WORK TO BE COMPLETED:
Go through the data below. List every line that holds the word "display".

[Opening PROVIDED INFORMATION section]

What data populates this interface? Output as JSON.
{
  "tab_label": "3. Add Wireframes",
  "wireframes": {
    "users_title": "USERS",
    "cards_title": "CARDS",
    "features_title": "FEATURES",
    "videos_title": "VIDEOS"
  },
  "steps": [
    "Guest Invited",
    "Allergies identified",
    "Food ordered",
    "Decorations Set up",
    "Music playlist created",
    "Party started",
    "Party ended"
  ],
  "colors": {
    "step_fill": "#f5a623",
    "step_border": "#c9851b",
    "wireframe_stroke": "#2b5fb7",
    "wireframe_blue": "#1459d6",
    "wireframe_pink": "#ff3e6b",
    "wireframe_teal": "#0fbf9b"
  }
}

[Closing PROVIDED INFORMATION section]
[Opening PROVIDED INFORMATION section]

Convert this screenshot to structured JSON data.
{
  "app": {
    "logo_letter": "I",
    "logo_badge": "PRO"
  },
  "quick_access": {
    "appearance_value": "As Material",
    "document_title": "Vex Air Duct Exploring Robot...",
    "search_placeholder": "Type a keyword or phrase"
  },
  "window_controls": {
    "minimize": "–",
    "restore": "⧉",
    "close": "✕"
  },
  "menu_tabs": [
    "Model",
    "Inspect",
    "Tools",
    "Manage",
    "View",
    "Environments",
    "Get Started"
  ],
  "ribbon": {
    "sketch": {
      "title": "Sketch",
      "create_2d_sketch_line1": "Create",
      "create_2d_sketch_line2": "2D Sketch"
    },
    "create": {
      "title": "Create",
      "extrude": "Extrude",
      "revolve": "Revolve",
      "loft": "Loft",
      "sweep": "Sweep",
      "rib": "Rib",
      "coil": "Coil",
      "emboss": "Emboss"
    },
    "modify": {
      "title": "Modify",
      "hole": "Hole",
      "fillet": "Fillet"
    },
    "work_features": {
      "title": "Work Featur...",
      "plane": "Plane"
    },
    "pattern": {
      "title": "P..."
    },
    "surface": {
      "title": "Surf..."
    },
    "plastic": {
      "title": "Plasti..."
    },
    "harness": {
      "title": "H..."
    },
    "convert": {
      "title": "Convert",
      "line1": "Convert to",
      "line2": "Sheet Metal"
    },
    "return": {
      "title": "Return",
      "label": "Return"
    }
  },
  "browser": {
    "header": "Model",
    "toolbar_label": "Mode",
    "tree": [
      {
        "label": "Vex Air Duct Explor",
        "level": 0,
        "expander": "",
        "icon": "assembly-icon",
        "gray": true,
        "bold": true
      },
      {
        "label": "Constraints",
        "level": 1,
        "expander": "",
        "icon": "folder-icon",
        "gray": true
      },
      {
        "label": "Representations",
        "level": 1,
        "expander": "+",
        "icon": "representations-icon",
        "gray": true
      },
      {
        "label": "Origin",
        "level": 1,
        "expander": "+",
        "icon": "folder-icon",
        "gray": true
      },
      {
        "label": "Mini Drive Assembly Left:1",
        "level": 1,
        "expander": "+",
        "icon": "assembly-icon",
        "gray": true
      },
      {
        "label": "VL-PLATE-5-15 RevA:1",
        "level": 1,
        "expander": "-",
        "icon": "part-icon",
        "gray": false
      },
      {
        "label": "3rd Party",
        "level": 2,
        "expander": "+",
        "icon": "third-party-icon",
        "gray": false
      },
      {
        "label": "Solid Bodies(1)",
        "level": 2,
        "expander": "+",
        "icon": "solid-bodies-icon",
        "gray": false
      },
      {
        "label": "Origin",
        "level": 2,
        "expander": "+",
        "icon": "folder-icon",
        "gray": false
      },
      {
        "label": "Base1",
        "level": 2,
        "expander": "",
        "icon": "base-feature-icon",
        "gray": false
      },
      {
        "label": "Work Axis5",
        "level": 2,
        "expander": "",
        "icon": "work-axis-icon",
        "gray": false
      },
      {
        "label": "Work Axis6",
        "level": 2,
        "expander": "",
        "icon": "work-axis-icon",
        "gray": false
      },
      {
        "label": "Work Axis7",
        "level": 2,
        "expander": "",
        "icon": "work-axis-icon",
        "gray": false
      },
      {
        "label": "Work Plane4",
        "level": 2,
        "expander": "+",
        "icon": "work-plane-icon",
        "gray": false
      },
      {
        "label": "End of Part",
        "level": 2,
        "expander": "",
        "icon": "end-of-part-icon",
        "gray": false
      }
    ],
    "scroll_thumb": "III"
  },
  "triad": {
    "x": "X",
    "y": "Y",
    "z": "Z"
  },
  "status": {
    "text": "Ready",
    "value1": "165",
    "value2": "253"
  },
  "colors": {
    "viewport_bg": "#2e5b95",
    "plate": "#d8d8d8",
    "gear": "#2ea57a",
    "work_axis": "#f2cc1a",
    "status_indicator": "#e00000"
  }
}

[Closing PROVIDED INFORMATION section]
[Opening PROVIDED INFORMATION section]

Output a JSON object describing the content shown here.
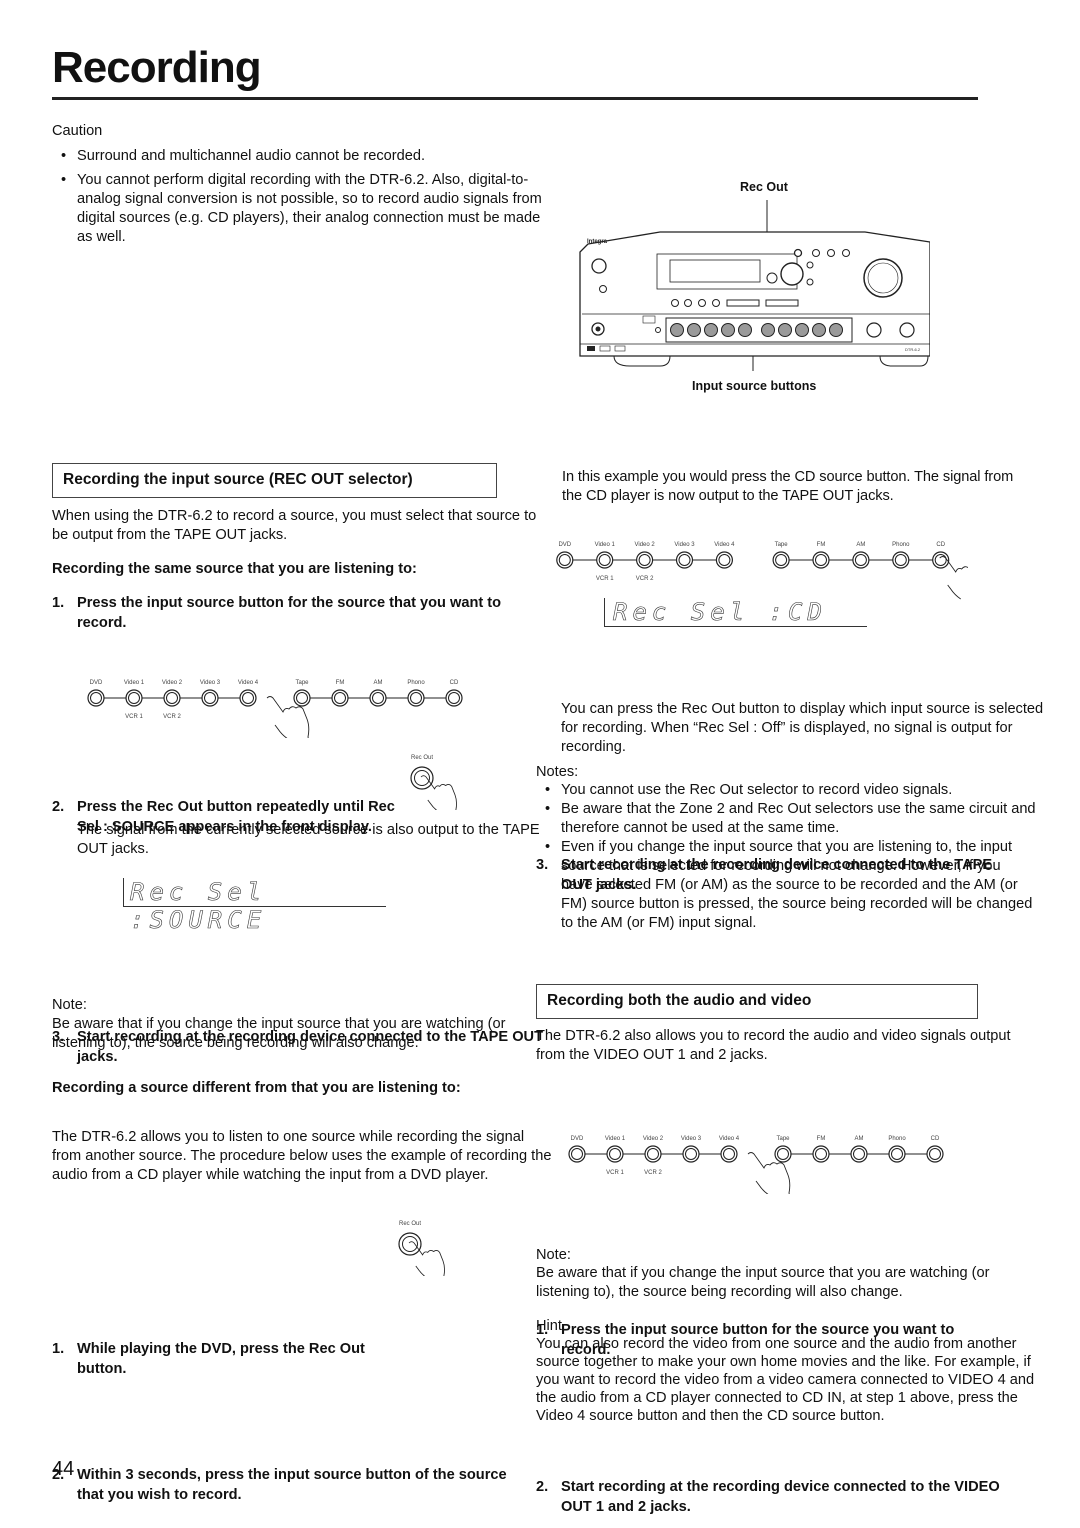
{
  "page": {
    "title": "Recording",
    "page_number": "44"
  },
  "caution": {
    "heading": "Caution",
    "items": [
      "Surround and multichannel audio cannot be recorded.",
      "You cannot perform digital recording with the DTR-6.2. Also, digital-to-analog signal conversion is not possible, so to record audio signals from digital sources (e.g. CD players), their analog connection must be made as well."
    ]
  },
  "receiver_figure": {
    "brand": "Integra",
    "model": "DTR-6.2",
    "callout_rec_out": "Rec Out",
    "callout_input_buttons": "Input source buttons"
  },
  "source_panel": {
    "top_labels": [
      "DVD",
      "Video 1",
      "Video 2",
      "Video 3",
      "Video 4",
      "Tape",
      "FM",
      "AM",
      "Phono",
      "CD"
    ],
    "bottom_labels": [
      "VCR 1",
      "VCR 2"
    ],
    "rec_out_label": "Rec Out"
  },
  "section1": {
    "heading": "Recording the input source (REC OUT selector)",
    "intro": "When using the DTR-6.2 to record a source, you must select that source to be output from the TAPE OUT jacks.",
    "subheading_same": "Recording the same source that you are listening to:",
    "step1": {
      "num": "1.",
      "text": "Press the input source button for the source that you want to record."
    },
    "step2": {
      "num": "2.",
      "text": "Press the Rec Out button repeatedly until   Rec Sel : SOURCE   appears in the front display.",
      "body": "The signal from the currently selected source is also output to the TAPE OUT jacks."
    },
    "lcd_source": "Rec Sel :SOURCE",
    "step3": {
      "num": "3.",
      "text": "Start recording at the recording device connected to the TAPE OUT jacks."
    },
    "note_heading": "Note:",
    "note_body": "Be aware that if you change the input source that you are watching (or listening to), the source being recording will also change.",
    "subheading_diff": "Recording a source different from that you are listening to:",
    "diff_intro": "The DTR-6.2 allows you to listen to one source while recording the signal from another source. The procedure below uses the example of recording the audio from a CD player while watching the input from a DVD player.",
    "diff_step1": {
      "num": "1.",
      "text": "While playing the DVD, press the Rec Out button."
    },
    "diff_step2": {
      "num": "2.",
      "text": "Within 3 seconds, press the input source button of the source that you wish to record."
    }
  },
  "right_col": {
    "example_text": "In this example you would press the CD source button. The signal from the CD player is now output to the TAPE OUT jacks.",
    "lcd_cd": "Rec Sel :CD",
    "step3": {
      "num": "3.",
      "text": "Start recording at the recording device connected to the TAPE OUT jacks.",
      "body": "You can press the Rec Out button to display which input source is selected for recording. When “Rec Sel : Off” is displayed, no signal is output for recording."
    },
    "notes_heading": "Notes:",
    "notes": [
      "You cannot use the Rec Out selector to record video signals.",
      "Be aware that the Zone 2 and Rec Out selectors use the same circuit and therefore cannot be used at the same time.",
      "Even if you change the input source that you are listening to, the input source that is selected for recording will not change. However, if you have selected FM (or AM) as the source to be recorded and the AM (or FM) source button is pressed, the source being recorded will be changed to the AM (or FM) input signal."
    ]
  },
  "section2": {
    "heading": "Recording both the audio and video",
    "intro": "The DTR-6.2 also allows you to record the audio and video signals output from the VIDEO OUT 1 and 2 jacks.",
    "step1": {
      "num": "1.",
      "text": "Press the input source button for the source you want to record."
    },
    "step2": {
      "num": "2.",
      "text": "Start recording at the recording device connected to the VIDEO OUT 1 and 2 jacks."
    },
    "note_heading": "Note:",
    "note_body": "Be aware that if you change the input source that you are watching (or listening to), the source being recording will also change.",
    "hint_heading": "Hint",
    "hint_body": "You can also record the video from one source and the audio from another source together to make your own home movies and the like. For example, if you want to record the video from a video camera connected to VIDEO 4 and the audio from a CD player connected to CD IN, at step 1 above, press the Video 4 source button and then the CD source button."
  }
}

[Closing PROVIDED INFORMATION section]

EXERCISE RESPONSE:
      "text": "Press the Rec Out button repeatedly until   Rec Sel : SOURCE   appears in the front display.",
      "body": "You can press the Rec Out button to display which input source is selected for recording. When “Rec Sel : Off” is displayed, no signal is output for recording."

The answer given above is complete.